Task details: Please copy only the material from the line that has "Parse this screenshot: output" to the very last line, both ends included, exactly as written and without pictures.

*** Begin section ***

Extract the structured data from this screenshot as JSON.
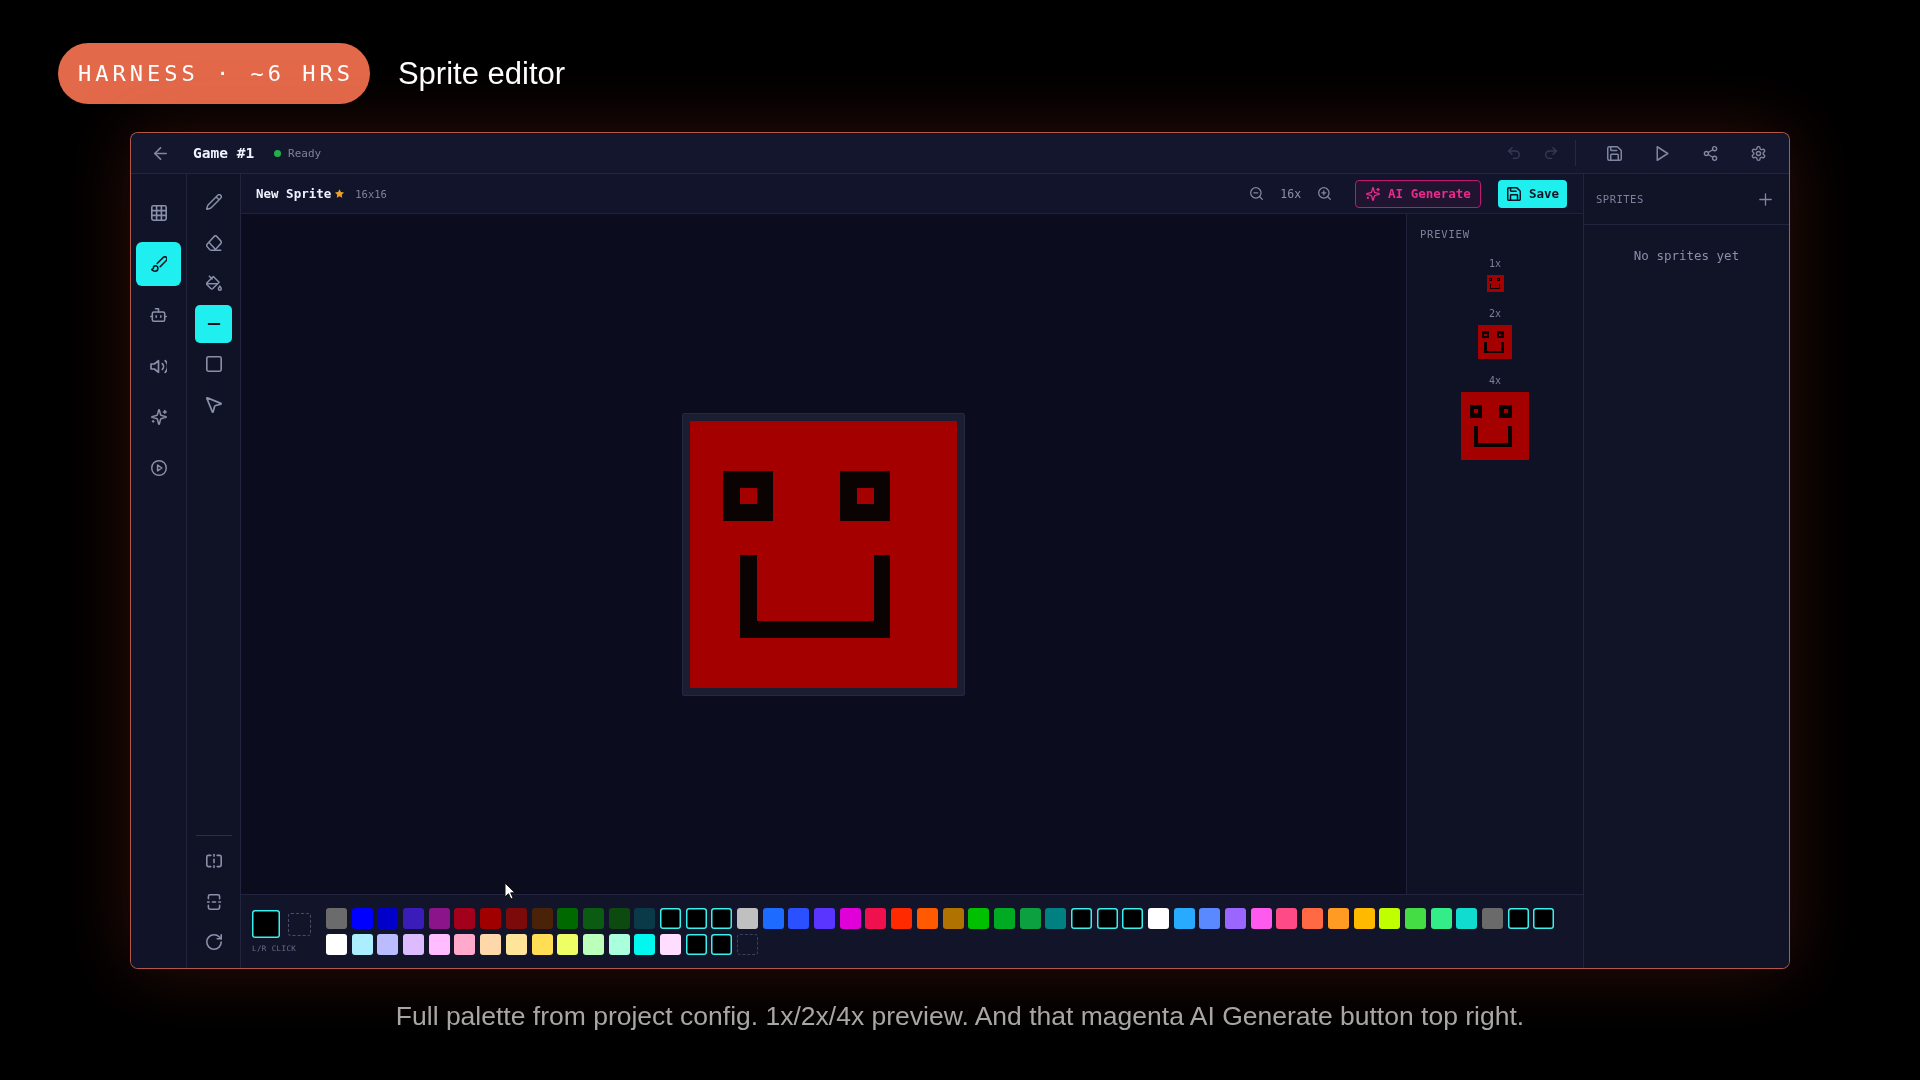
{
  "header": {
    "badge": "HARNESS · ~6 HRS",
    "title": "Sprite editor"
  },
  "topbar": {
    "project": "Game #1",
    "status": "Ready",
    "undo": {
      "disabled": true
    },
    "redo": {
      "disabled": true
    }
  },
  "nav": [
    {
      "selected": false
    },
    {
      "selected": true
    },
    {
      "selected": false
    },
    {
      "selected": false
    },
    {
      "selected": false
    },
    {
      "selected": false
    }
  ],
  "tools": [
    {
      "selected": false
    },
    {
      "selected": false
    },
    {
      "selected": false
    },
    {
      "selected": true
    },
    {
      "selected": false
    },
    {
      "selected": false
    }
  ],
  "sprite": {
    "name": "New Sprite",
    "modified": true,
    "size": "16x16",
    "zoom": "16x"
  },
  "actions": {
    "ai_generate": "AI Generate",
    "save": "Save"
  },
  "preview": {
    "title": "PREVIEW",
    "scales": [
      "1x",
      "2x",
      "4x"
    ]
  },
  "sprites_panel": {
    "title": "SPRITES",
    "empty_message": "No sprites yet"
  },
  "palette": {
    "primary": {
      "kind": "color",
      "color": "#000000"
    },
    "secondary": {
      "kind": "transparent"
    },
    "hint": "L/R CLICK",
    "rows": [
      [
        {
          "kind": "color",
          "color": "#6b6b6b",
          "selected": false
        },
        {
          "kind": "color",
          "color": "#0000ff",
          "selected": false
        },
        {
          "kind": "color",
          "color": "#0000c8",
          "selected": false
        },
        {
          "kind": "color",
          "color": "#3a1cb8",
          "selected": false
        },
        {
          "kind": "color",
          "color": "#8b148b",
          "selected": false
        },
        {
          "kind": "color",
          "color": "#a3001c",
          "selected": false
        },
        {
          "kind": "color",
          "color": "#a00000",
          "selected": false
        },
        {
          "kind": "color",
          "color": "#7c0a0a",
          "selected": false
        },
        {
          "kind": "color",
          "color": "#4a2208",
          "selected": false
        },
        {
          "kind": "color",
          "color": "#006a00",
          "selected": false
        },
        {
          "kind": "color",
          "color": "#0b5c12",
          "selected": false
        },
        {
          "kind": "color",
          "color": "#0c4a10",
          "selected": false
        },
        {
          "kind": "color",
          "color": "#0a3a48",
          "selected": false
        },
        {
          "kind": "color",
          "color": "#000000",
          "selected": true
        },
        {
          "kind": "color",
          "color": "#000000",
          "selected": true
        },
        {
          "kind": "color",
          "color": "#000000",
          "selected": true
        },
        {
          "kind": "color",
          "color": "#c0c0c0",
          "selected": false
        },
        {
          "kind": "color",
          "color": "#1e6bff",
          "selected": false
        },
        {
          "kind": "color",
          "color": "#2a50ff",
          "selected": false
        },
        {
          "kind": "color",
          "color": "#5a35ff",
          "selected": false
        },
        {
          "kind": "color",
          "color": "#e000d8",
          "selected": false
        },
        {
          "kind": "color",
          "color": "#f0104e",
          "selected": false
        },
        {
          "kind": "color",
          "color": "#ff2a00",
          "selected": false
        },
        {
          "kind": "color",
          "color": "#ff5a00",
          "selected": false
        },
        {
          "kind": "color",
          "color": "#b07200",
          "selected": false
        },
        {
          "kind": "color",
          "color": "#00c000",
          "selected": false
        },
        {
          "kind": "color",
          "color": "#00aa22",
          "selected": false
        },
        {
          "kind": "color",
          "color": "#0ca040",
          "selected": false
        },
        {
          "kind": "color",
          "color": "#008080",
          "selected": false
        },
        {
          "kind": "color",
          "color": "#000000",
          "selected": true
        },
        {
          "kind": "color",
          "color": "#000000",
          "selected": true
        },
        {
          "kind": "color",
          "color": "#000000",
          "selected": true
        },
        {
          "kind": "color",
          "color": "#ffffff",
          "selected": false
        },
        {
          "kind": "color",
          "color": "#28aaff",
          "selected": false
        },
        {
          "kind": "color",
          "color": "#5a88ff",
          "selected": false
        },
        {
          "kind": "color",
          "color": "#9a66ff",
          "selected": false
        },
        {
          "kind": "color",
          "color": "#ff5aee",
          "selected": false
        },
        {
          "kind": "color",
          "color": "#ff4a88",
          "selected": false
        },
        {
          "kind": "color",
          "color": "#ff6a44",
          "selected": false
        },
        {
          "kind": "color",
          "color": "#ff9a22",
          "selected": false
        },
        {
          "kind": "color",
          "color": "#ffba00",
          "selected": false
        },
        {
          "kind": "color",
          "color": "#c0ff00",
          "selected": false
        },
        {
          "kind": "color",
          "color": "#44dd44",
          "selected": false
        },
        {
          "kind": "color",
          "color": "#33ee88",
          "selected": false
        },
        {
          "kind": "color",
          "color": "#10dcd0",
          "selected": false
        },
        {
          "kind": "color",
          "color": "#6a6a6a",
          "selected": false
        },
        {
          "kind": "color",
          "color": "#000000",
          "selected": true
        },
        {
          "kind": "color",
          "color": "#000000",
          "selected": true
        }
      ],
      [
        {
          "kind": "color",
          "color": "#ffffff",
          "selected": false
        },
        {
          "kind": "color",
          "color": "#aaeeff",
          "selected": false
        },
        {
          "kind": "color",
          "color": "#bbbbff",
          "selected": false
        },
        {
          "kind": "color",
          "color": "#dcbcff",
          "selected": false
        },
        {
          "kind": "color",
          "color": "#ffbcff",
          "selected": false
        },
        {
          "kind": "color",
          "color": "#ffaacc",
          "selected": false
        },
        {
          "kind": "color",
          "color": "#ffd8aa",
          "selected": false
        },
        {
          "kind": "color",
          "color": "#ffe599",
          "selected": false
        },
        {
          "kind": "color",
          "color": "#ffdd55",
          "selected": false
        },
        {
          "kind": "color",
          "color": "#eeff66",
          "selected": false
        },
        {
          "kind": "color",
          "color": "#bbffbb",
          "selected": false
        },
        {
          "kind": "color",
          "color": "#aaffdd",
          "selected": false
        },
        {
          "kind": "color",
          "color": "#00f8ee",
          "selected": false
        },
        {
          "kind": "color",
          "color": "#ffddff",
          "selected": false
        },
        {
          "kind": "color",
          "color": "#000000",
          "selected": true
        },
        {
          "kind": "color",
          "color": "#000000",
          "selected": true
        },
        {
          "kind": "transparent",
          "selected": false
        }
      ]
    ]
  },
  "caption": "Full palette from project config. 1x/2x/4x preview. And that magenta AI Generate button top right."
}
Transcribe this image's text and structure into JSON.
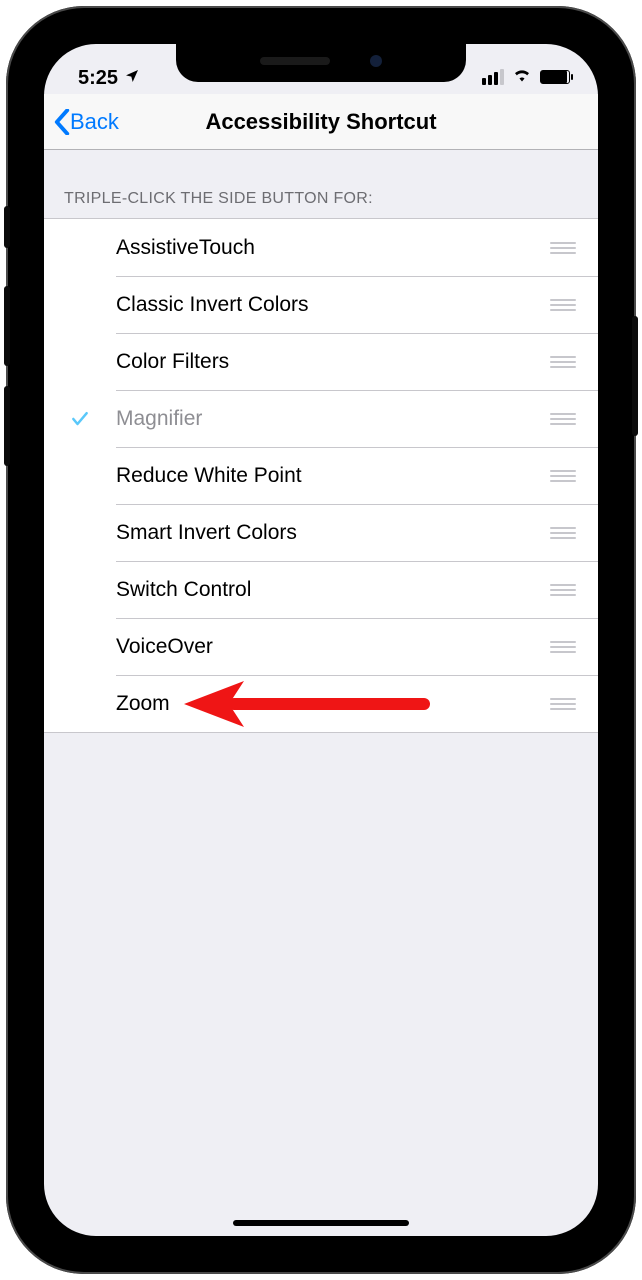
{
  "statusbar": {
    "time": "5:25"
  },
  "nav": {
    "back_label": "Back",
    "title": "Accessibility Shortcut"
  },
  "section_header": "TRIPLE-CLICK THE SIDE BUTTON FOR:",
  "rows": [
    {
      "label": "AssistiveTouch",
      "selected": false
    },
    {
      "label": "Classic Invert Colors",
      "selected": false
    },
    {
      "label": "Color Filters",
      "selected": false
    },
    {
      "label": "Magnifier",
      "selected": true
    },
    {
      "label": "Reduce White Point",
      "selected": false
    },
    {
      "label": "Smart Invert Colors",
      "selected": false
    },
    {
      "label": "Switch Control",
      "selected": false
    },
    {
      "label": "VoiceOver",
      "selected": false
    },
    {
      "label": "Zoom",
      "selected": false
    }
  ],
  "annotation": {
    "points_to_row": 8
  },
  "colors": {
    "link": "#007aff",
    "check": "#5ac8fa",
    "arrow": "#ef1515"
  }
}
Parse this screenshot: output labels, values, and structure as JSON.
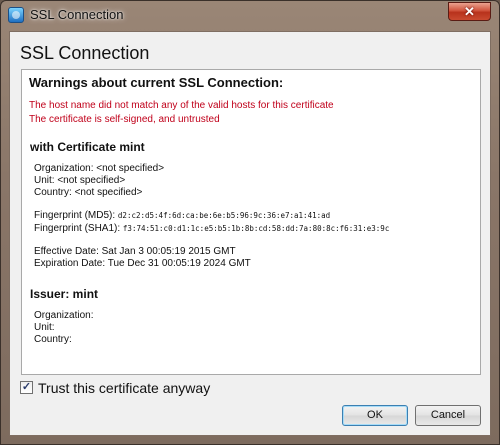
{
  "window": {
    "title": "SSL Connection",
    "close_glyph": "✕",
    "icon": "ssl-app-icon"
  },
  "dialog": {
    "heading": "SSL Connection",
    "panel_title": "Warnings about current SSL Connection:",
    "warnings": [
      "The host name did not match any of the valid hosts for this certificate",
      "The certificate is self-signed, and untrusted"
    ],
    "certificate": {
      "title": "with Certificate mint",
      "organization": "Organization: <not specified>",
      "unit": "Unit: <not specified>",
      "country": "Country: <not specified>",
      "md5_label": "Fingerprint (MD5):",
      "md5": "d2:c2:d5:4f:6d:ca:be:6e:b5:96:9c:36:e7:a1:41:ad",
      "sha1_label": "Fingerprint (SHA1):",
      "sha1": "f3:74:51:c0:d1:1c:e5:b5:1b:8b:cd:58:dd:7a:80:8c:f6:31:e3:9c",
      "effective": "Effective Date: Sat Jan 3 00:05:19 2015 GMT",
      "expiration": "Expiration Date: Tue Dec 31 00:05:19 2024 GMT"
    },
    "issuer": {
      "title": "Issuer: mint",
      "organization": "Organization:",
      "unit": "Unit:",
      "country": "Country:"
    }
  },
  "footer": {
    "trust_label": "Trust this certificate anyway",
    "trust_checked": true,
    "check_glyph": "✓",
    "ok_label": "OK",
    "cancel_label": "Cancel"
  }
}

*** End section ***

Finished exercise:
Parse this screenshot: output labels, values, and structure as JSON.
{
  "window": {
    "title": "SSL Connection",
    "close_glyph": "✕",
    "icon": "ssl-app-icon"
  },
  "dialog": {
    "heading": "SSL Connection",
    "panel_title": "Warnings about current SSL Connection:",
    "warnings": [
      "The host name did not match any of the valid hosts for this certificate",
      "The certificate is self-signed, and untrusted"
    ],
    "certificate": {
      "title": "with Certificate mint",
      "organization": "Organization: <not specified>",
      "unit": "Unit: <not specified>",
      "country": "Country: <not specified>",
      "md5_label": "Fingerprint (MD5):",
      "md5": "d2:c2:d5:4f:6d:ca:be:6e:b5:96:9c:36:e7:a1:41:ad",
      "sha1_label": "Fingerprint (SHA1):",
      "sha1": "f3:74:51:c0:d1:1c:e5:b5:1b:8b:cd:58:dd:7a:80:8c:f6:31:e3:9c",
      "effective": "Effective Date: Sat Jan 3 00:05:19 2015 GMT",
      "expiration": "Expiration Date: Tue Dec 31 00:05:19 2024 GMT"
    },
    "issuer": {
      "title": "Issuer: mint",
      "organization": "Organization:",
      "unit": "Unit:",
      "country": "Country:"
    }
  },
  "footer": {
    "trust_label": "Trust this certificate anyway",
    "trust_checked": true,
    "check_glyph": "✓",
    "ok_label": "OK",
    "cancel_label": "Cancel"
  }
}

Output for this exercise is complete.